Behind Enemy Lines – Shallow Reserves Leaves The Seattle Sounders Vulnerable

The Seattle Sounders have a legitimate claim to be the best team in the MLS this season. They have the best goal differential at +18 and are currently tied for first in the Western Conference standings. They are in for a struggle this upcoming week to maintain that place, as the FIFA international window has arrived at a time where the team has looked it’s strongest. Winners of four of their last five, the Sounders are losing three of their key starters due to national call-ups. Their depth will surely be tested over these four games without Raul Ruidiaz, Gustav Svensson and Xavier Arreaga.

So far, the results have been mixed. Seattle beat a not-very-good Real Salt Lake and then got flattened by a struggling LAFC squad. While a possible three points out of six is not a worst-case scenario, the fact that all three fill-ins struggled in both games is.

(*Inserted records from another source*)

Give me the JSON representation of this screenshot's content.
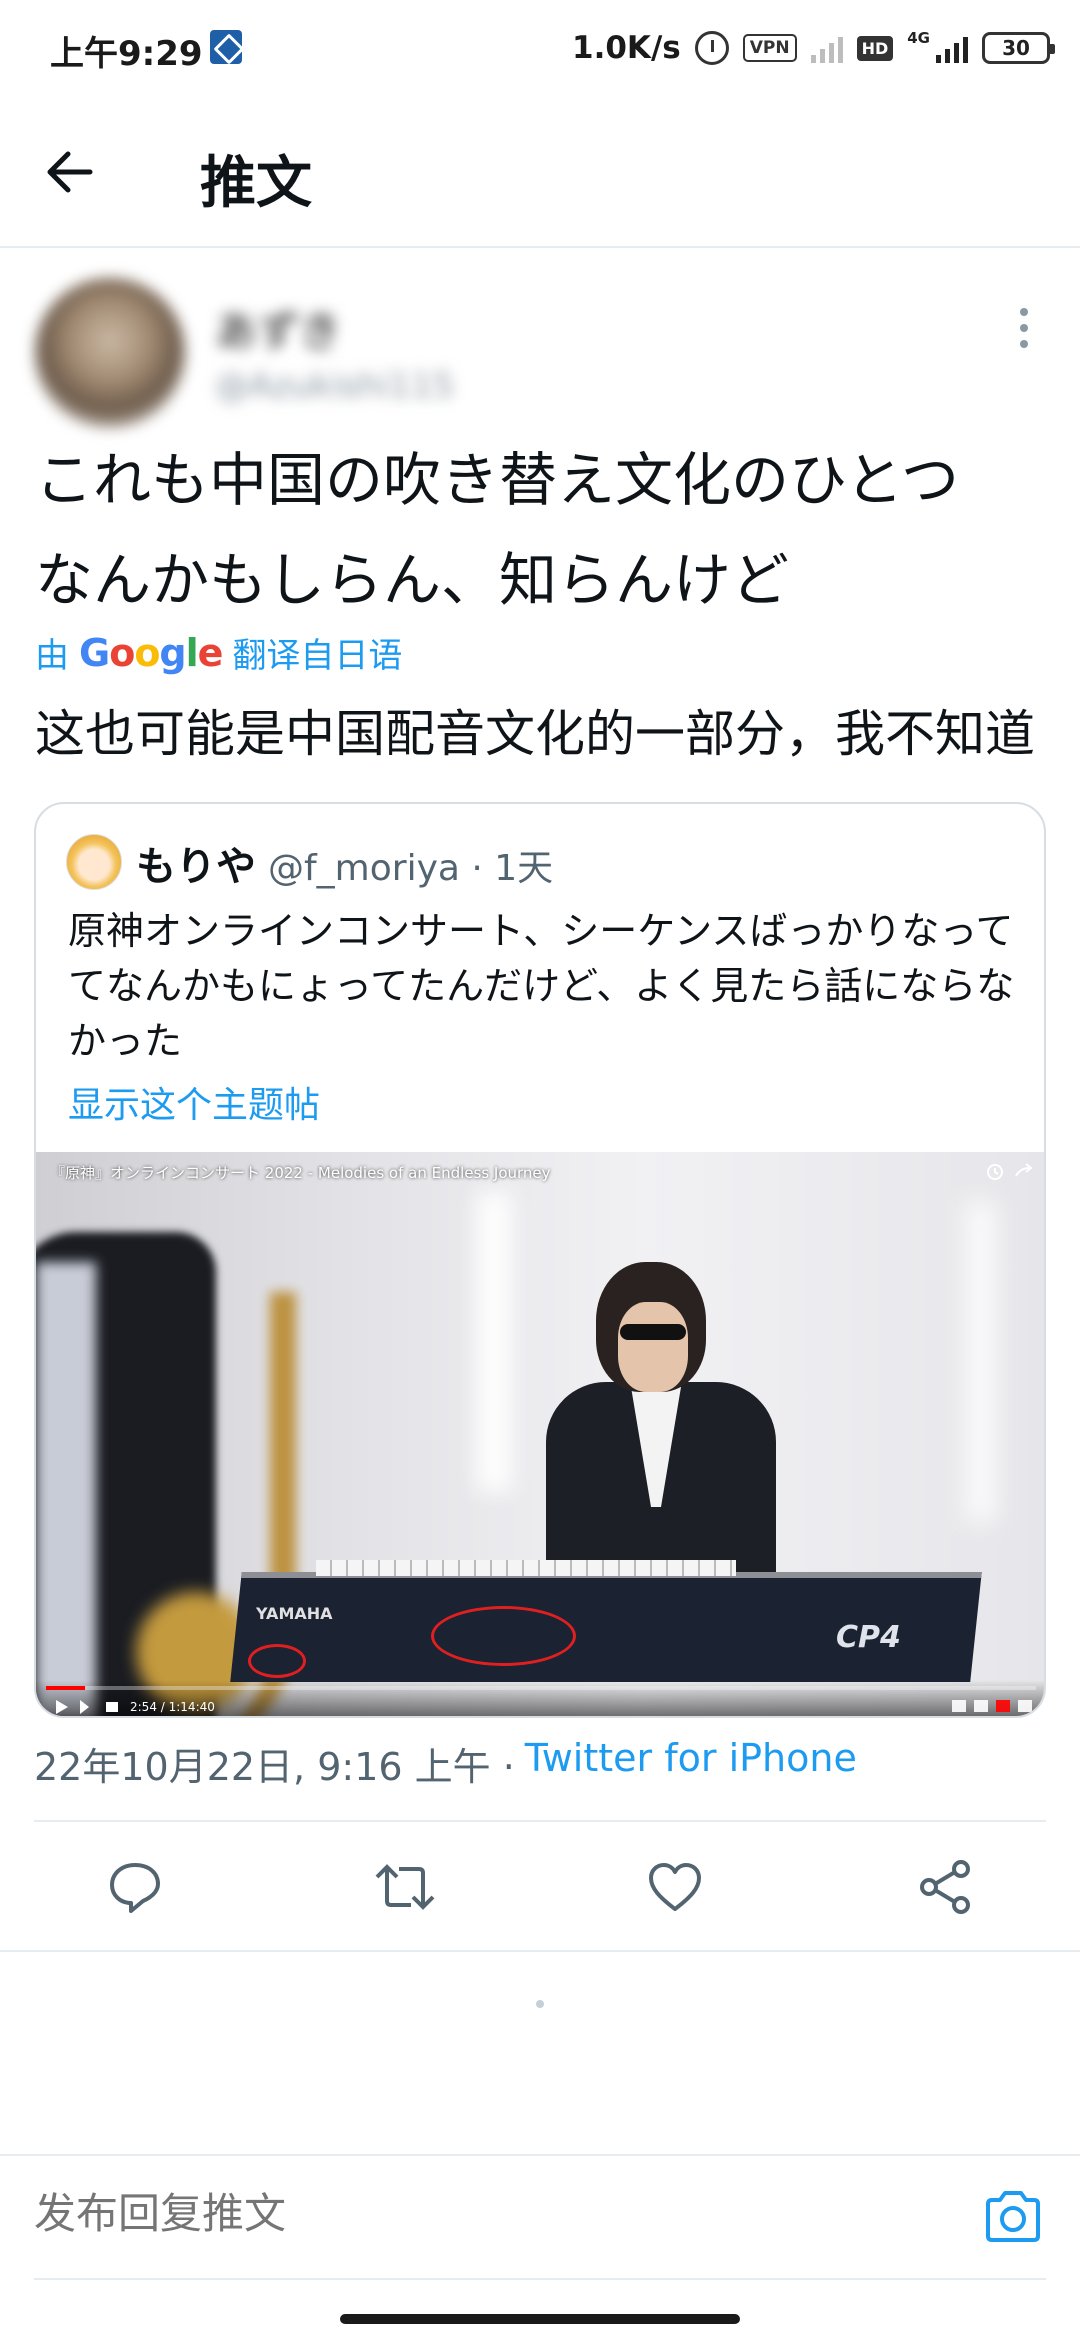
{
  "status_bar": {
    "time": "上午9:29",
    "net_speed": "1.0K/s",
    "vpn": "VPN",
    "hd": "HD",
    "net_type": "4G",
    "battery": "30"
  },
  "header": {
    "title": "推文",
    "back_icon": "arrow-left-icon"
  },
  "tweet": {
    "author_name": "あずき",
    "author_handle": "@Azukishi115",
    "text_line1": "これも中国の吹き替え文化のひとつ",
    "text_line2": "なんかもしらん、知らんけど",
    "translate_prefix": "由",
    "translate_brand": "Google",
    "translate_suffix": "翻译自日语",
    "translated_text": "这也可能是中国配音文化的一部分，我不知道",
    "timestamp": "22年10月22日, 9:16 上午 ·",
    "source": "Twitter for iPhone"
  },
  "quote": {
    "name": "もりや",
    "meta": "@f_moriya · 1天",
    "text": "原神オンラインコンサート、シーケンスばっかりなっててなんかもにょってたんだけど、よく見たら話にならなかった",
    "show_thread": "显示这个主题帖",
    "media": {
      "title": "『原神』オンラインコンサート 2022 - Melodies of an Endless Journey",
      "time": "2:54 / 1:14:40",
      "progress": 0.039,
      "brand_left": "YAMAHA",
      "brand_right": "CP4"
    }
  },
  "actions": [
    {
      "name": "reply",
      "icon": "comment-icon"
    },
    {
      "name": "retweet",
      "icon": "retweet-icon"
    },
    {
      "name": "like",
      "icon": "heart-icon"
    },
    {
      "name": "share",
      "icon": "share-icon"
    }
  ],
  "reply": {
    "placeholder": "发布回复推文"
  },
  "colors": {
    "accent": "#1d9bf0",
    "text": "#0f1419",
    "secondary": "#536471",
    "border": "#e6ecf0"
  }
}
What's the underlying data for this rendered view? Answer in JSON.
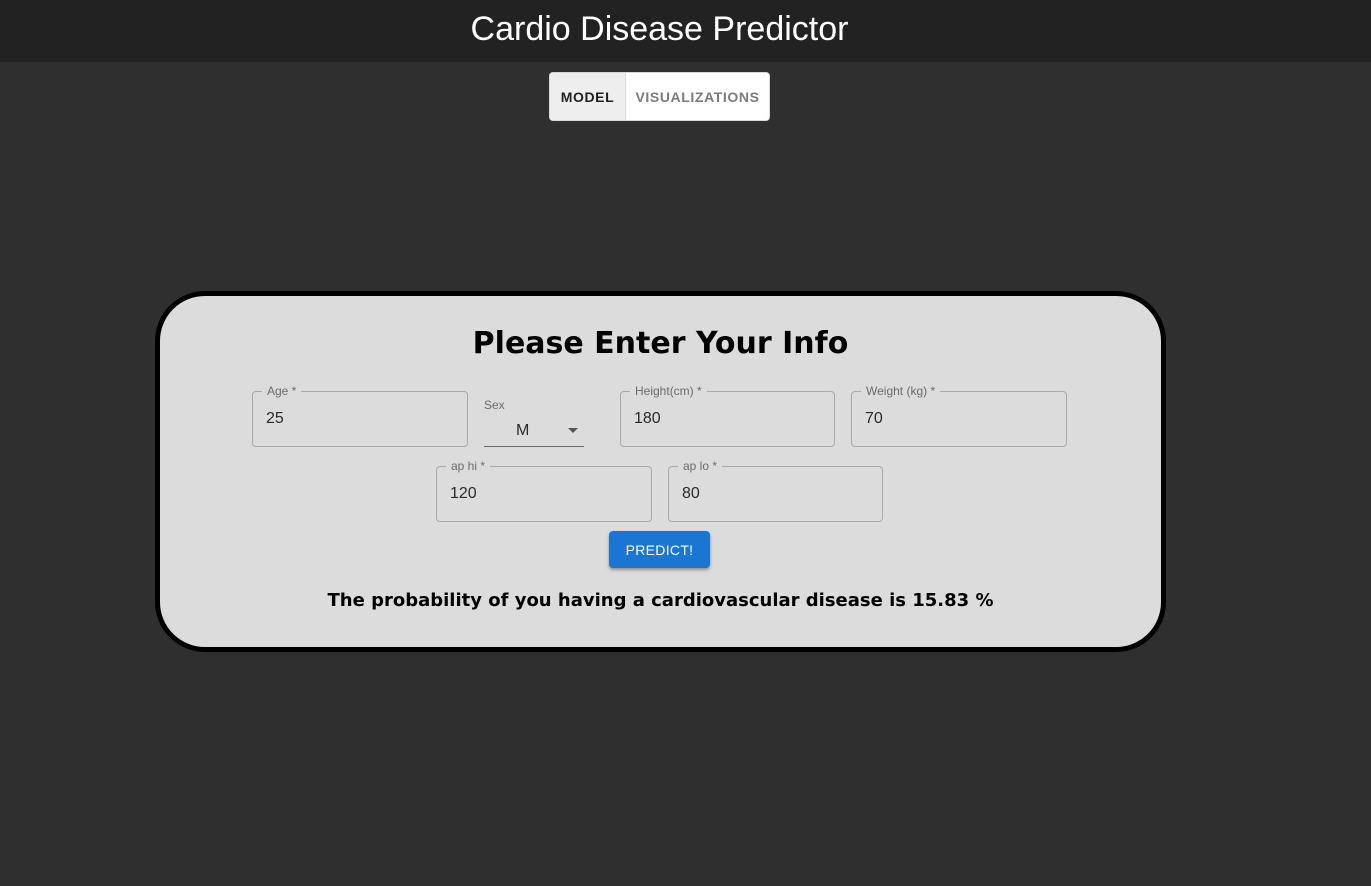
{
  "header": {
    "title": "Cardio Disease Predictor"
  },
  "tabs": [
    {
      "label": "MODEL",
      "selected": true
    },
    {
      "label": "VISUALIZATIONS",
      "selected": false
    }
  ],
  "form": {
    "title": "Please Enter Your Info",
    "age": {
      "label": "Age *",
      "value": "25"
    },
    "sex": {
      "label": "Sex",
      "value": "M"
    },
    "height": {
      "label": "Height(cm) *",
      "value": "180"
    },
    "weight": {
      "label": "Weight (kg) *",
      "value": "70"
    },
    "ap_hi": {
      "label": "ap hi *",
      "value": "120"
    },
    "ap_lo": {
      "label": "ap lo *",
      "value": "80"
    },
    "predict_label": "PREDICT!"
  },
  "result": {
    "text": "The probability of you having a cardiovascular disease is 15.83 %"
  },
  "colors": {
    "background": "#2f2f2f",
    "header": "#222222",
    "card": "#dcdcdc",
    "accent": "#1976d2"
  }
}
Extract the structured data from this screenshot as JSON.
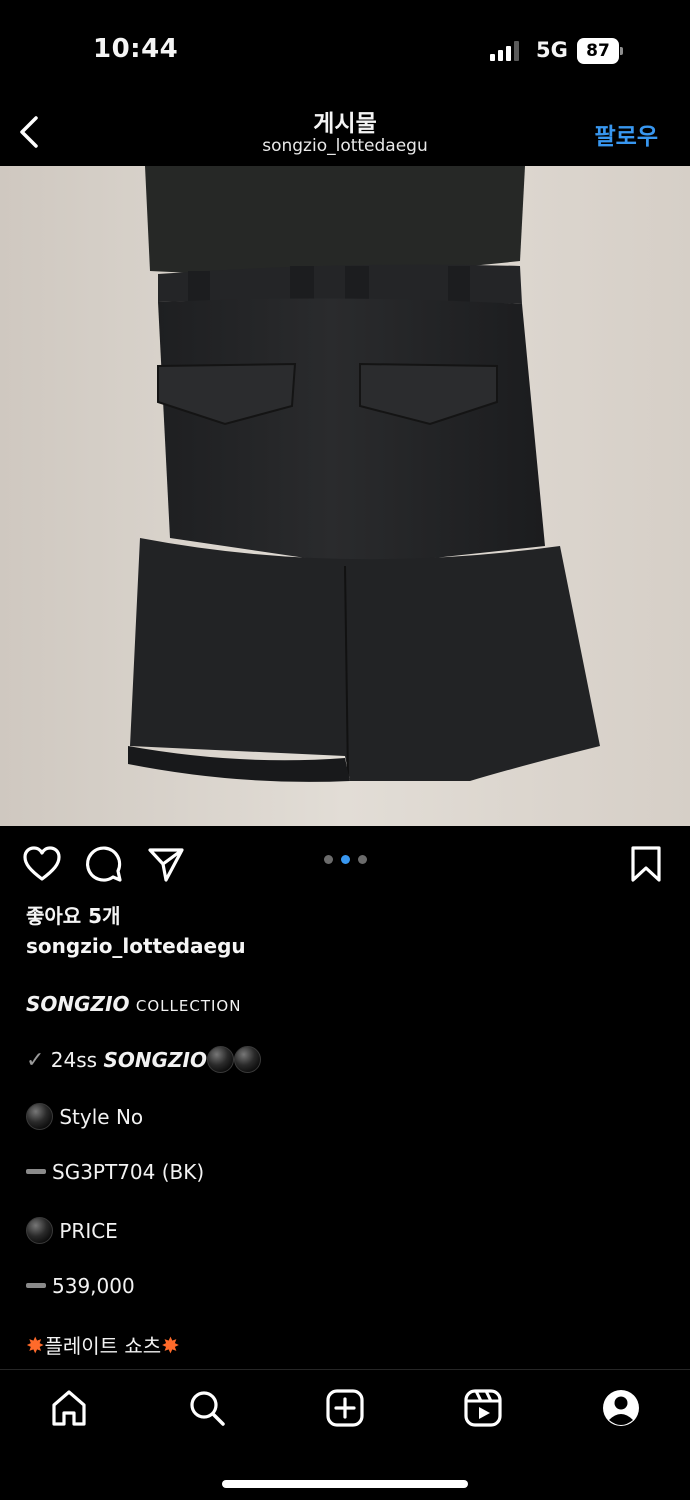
{
  "status_bar": {
    "time": "10:44",
    "network": "5G",
    "battery": "87"
  },
  "header": {
    "title": "게시물",
    "subtitle": "songzio_lottedaegu",
    "follow_label": "팔로우"
  },
  "post": {
    "likes": "좋아요 5개",
    "username": "songzio_lottedaegu",
    "carousel": {
      "count": 3,
      "active_index": 1
    },
    "caption": {
      "line1_brand": "SONGZIO",
      "line1_rest": "COLLECTION",
      "line2_prefix": "24ss",
      "line2_brand": "SONGZIO",
      "line3": "Style No",
      "line4": "SG3PT704 (BK)",
      "line5": "PRICE",
      "line6": "539,000",
      "line7": "플레이트 쇼츠"
    }
  },
  "colors": {
    "accent": "#3897f0",
    "background": "#000000"
  },
  "icons": {
    "actions": [
      "heart-icon",
      "comment-icon",
      "share-icon",
      "bookmark-icon"
    ],
    "nav": [
      "home-icon",
      "search-icon",
      "create-icon",
      "reels-icon",
      "profile-icon"
    ]
  }
}
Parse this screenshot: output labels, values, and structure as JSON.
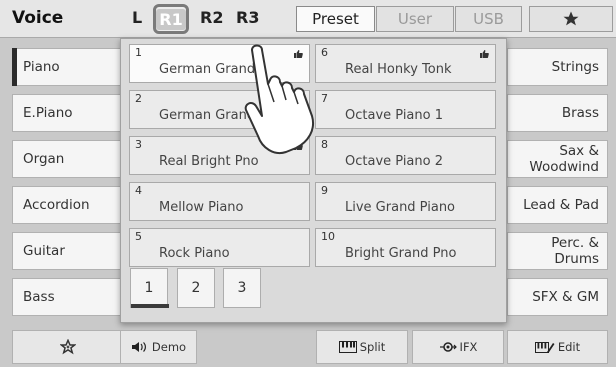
{
  "header": {
    "title": "Voice",
    "parts": [
      "L",
      "R1",
      "R2",
      "R3"
    ],
    "selected_part": "R1",
    "tabs": [
      "Preset",
      "User",
      "USB"
    ],
    "active_tab": "Preset",
    "favorites_icon": "star-icon"
  },
  "categories_left": [
    "Piano",
    "E.Piano",
    "Organ",
    "Accordion",
    "Guitar",
    "Bass"
  ],
  "categories_right": [
    "Strings",
    "Brass",
    "Sax &\nWoodwind",
    "Lead & Pad",
    "Perc. &\nDrums",
    "SFX & GM"
  ],
  "selected_category": "Piano",
  "voices": [
    {
      "num": "1",
      "name": "German Grand",
      "favorite": true
    },
    {
      "num": "2",
      "name": "German Grand 2",
      "favorite": false
    },
    {
      "num": "3",
      "name": "Real Bright Pno",
      "favorite": true
    },
    {
      "num": "4",
      "name": "Mellow Piano",
      "favorite": false
    },
    {
      "num": "5",
      "name": "Rock Piano",
      "favorite": false
    },
    {
      "num": "6",
      "name": "Real Honky Tonk",
      "favorite": true
    },
    {
      "num": "7",
      "name": "Octave Piano 1",
      "favorite": false
    },
    {
      "num": "8",
      "name": "Octave Piano 2",
      "favorite": false
    },
    {
      "num": "9",
      "name": "Live Grand Piano",
      "favorite": false
    },
    {
      "num": "10",
      "name": "Bright Grand Pno",
      "favorite": false
    }
  ],
  "selected_voice": "1",
  "pages": [
    "1",
    "2",
    "3"
  ],
  "active_page": "1",
  "bottom_bar": {
    "favorite_icon": "star-outline-icon",
    "demo_label": "Demo",
    "split_label": "Split",
    "fx_label": "IFX",
    "edit_label": "Edit"
  }
}
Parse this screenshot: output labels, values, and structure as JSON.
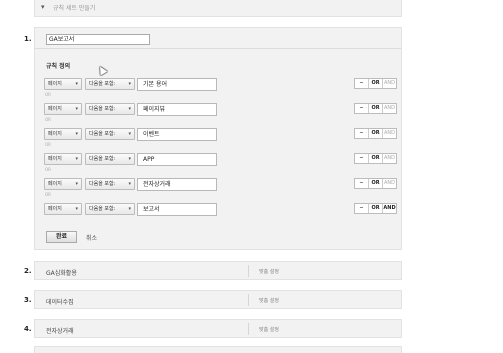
{
  "top": {
    "bullet": "▾",
    "label": "규칙 세트 만들기"
  },
  "section1": {
    "number": "1.",
    "name_value": "GA보고서",
    "rules_title": "규칙 정의",
    "rules": [
      {
        "dim": "페이지",
        "op": "다음을 포함:",
        "value": "기본 용어",
        "minus": "−",
        "or": "OR",
        "and": "AND",
        "and_active": false
      },
      {
        "dim": "페이지",
        "op": "다음을 포함:",
        "value": "페이지뷰",
        "minus": "−",
        "or": "OR",
        "and": "AND",
        "and_active": false
      },
      {
        "dim": "페이지",
        "op": "다음을 포함:",
        "value": "이벤트",
        "minus": "−",
        "or": "OR",
        "and": "AND",
        "and_active": false
      },
      {
        "dim": "페이지",
        "op": "다음을 포함:",
        "value": "APP",
        "minus": "−",
        "or": "OR",
        "and": "AND",
        "and_active": false
      },
      {
        "dim": "페이지",
        "op": "다음을 포함:",
        "value": "전자상거래",
        "minus": "−",
        "or": "OR",
        "and": "AND",
        "and_active": false
      },
      {
        "dim": "페이지",
        "op": "다음을 포함:",
        "value": "보고서",
        "minus": "−",
        "or": "OR",
        "and": "AND",
        "and_active": true
      }
    ],
    "or_label": "OR",
    "done_label": "완료",
    "cancel_label": "취소"
  },
  "sections": [
    {
      "number": "2.",
      "title": "GA심화활용",
      "setting": "맞춤 설정"
    },
    {
      "number": "3.",
      "title": "데이터수집",
      "setting": "맞춤 설정"
    },
    {
      "number": "4.",
      "title": "전자상거래",
      "setting": "맞춤 설정"
    }
  ]
}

Shane O’Neill recorded a substandard rating of 6.1 by across both games as he lost a combined four duels as well as picked up a yellow card against Salt Lake. O’Neill is a high-floor player, who is at his best surrounded by superior talent to mask his weaknesses. While Arreaga is an inconsistent player, when he performs at his highest standard, he brings an aggressiveness and bite to the Sounders backline that is sorely missed with the muted O’Neill.

Svensson has been replaced by long-term squad player Jordy Delem. While a more mobile player than Svensson, Delem is a far less impactful defender. He is regularly muscled off the ball by stronger players, evidenced by his five lost duels in his two recent starts. Seattle has prided itself on defensive rigidity and Delem represents a lacking weak spot in Seattle’s shielding.

While the Sounders have been first and foremost a defense-first side in the Brian Schmetzer-era, its offense has been nothing to scoff at. A key cog in that has been the wily Peruvian, Raul Ruidiaz. A tireless jitterbug with a flare for the dramatic, Ruidiaz is both a capable finisher and self-creator. He hounds backlines tirelessy while also creating space for both Jordan Morris and Nicolas Lodeiro. Will Bruin has been deputized in this role and at one time would have been an ideal spot-starter. But the dancing bear has been notably slowed since he has come back from a season-ending ligament-rupture. Never fleet of foot in the first place, the slowed down Bruin has struggled to make an impact these last two games. He has been limited to three shots on goal and one key pass, good for a fotmob score of 6.3 across each outing. Seattle’s once deft attack has been put on skids without their star forward.

What this shows is that a team once thought of as deep is actually very shallow in its reserves. Ruidiaz is a star and any backup would struggle to fill the void in his absence. Svensson is a very good defensive midfielder, but he isn’t a key cog and Arreaga is talented but imperfect. Both these players should be replaceable to a point and the fact that the Sounders do not have anybody that can seemingly step up is concerning for the rest of the season. They are tied at the top of the Western Conference standings with the Portland Timbers (who they play in three weeks). Any dropped points makes them susceptible to a drop in the standings. If an injury were to occur, it is now a very worrying sign for any of these fill-ins to play a regular role going forward.

About Evan Peper 58 Articles
Seattle born and raised. I wear my fandom on my sleeve, as I bleed Seahawks blue and green and am Sounders’ Til I Die. To fill the basketball-shaped hole in my heart from when the Sonics were taken away from the city of Seattle, I have adopted the Portland Trail Blazers and rep Rip City. I aim to bring an analytical view on the sports world and hope to impart a deeper understanding of the game to my readers.